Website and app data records
———

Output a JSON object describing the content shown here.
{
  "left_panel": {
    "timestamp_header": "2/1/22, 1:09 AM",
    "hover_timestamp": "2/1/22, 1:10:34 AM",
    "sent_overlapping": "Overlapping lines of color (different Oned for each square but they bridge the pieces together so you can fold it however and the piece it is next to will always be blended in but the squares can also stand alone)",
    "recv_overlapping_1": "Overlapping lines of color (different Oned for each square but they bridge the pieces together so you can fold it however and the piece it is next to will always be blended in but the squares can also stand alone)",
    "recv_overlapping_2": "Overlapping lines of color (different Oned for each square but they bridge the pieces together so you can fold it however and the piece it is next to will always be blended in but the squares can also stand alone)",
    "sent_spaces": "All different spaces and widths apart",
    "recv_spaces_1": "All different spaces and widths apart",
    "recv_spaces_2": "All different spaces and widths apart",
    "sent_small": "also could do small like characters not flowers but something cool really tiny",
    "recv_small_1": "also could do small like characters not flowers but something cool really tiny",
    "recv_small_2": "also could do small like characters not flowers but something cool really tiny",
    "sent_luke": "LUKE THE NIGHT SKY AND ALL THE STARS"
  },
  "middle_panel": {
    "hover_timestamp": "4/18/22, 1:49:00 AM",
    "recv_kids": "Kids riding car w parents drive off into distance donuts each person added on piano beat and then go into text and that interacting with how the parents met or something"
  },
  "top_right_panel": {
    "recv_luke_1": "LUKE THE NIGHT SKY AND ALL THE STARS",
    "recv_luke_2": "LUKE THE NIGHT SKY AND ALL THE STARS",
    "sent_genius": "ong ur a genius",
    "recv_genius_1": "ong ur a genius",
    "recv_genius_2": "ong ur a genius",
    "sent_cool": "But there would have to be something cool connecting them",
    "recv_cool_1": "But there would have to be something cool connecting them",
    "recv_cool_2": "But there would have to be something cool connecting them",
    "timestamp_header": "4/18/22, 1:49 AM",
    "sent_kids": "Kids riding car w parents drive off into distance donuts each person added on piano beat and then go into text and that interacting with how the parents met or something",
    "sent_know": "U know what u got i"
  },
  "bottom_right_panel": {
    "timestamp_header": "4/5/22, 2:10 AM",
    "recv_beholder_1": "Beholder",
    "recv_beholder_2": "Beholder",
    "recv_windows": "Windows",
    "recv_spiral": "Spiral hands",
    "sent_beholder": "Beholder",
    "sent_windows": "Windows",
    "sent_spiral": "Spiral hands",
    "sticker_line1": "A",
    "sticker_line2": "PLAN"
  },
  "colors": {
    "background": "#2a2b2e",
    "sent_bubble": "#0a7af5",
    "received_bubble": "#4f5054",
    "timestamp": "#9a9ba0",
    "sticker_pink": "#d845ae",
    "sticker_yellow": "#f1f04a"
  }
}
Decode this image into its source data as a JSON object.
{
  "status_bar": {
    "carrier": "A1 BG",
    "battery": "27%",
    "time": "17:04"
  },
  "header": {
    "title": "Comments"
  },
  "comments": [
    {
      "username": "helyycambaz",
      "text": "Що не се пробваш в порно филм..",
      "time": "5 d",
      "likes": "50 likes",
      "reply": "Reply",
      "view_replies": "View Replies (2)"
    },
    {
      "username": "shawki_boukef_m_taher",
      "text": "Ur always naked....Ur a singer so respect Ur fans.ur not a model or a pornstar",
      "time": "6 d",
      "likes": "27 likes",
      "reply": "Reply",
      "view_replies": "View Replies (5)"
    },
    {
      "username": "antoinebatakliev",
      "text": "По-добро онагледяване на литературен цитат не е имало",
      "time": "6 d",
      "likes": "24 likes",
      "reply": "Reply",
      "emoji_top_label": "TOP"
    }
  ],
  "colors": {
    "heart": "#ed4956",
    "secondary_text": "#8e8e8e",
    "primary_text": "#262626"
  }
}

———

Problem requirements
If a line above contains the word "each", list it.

Exercise output
    "sent_overlapping": "Overlapping lines of color (different Oned for each square but they bridge the pieces together so you can fold it however and the piece it is next to will always be blended in but the squares can also stand alone)",
    "recv_overlapping_1": "Overlapping lines of color (different Oned for each square but they bridge the pieces together so you can fold it however and the piece it is next to will always be blended in but the squares can also stand alone)",
    "recv_overlapping_2": "Overlapping lines of color (different Oned for each square but they bridge the pieces together so you can fold it however and the piece it is next to will always be blended in but the squares can also stand alone)",
    "recv_kids": "Kids riding car w parents drive off into distance donuts each person added on piano beat and then go into text and that interacting with how the parents met or something"
    "sent_kids": "Kids riding car w parents drive off into distance donuts each person added on piano beat and then go into text and that interacting with how the parents met or something",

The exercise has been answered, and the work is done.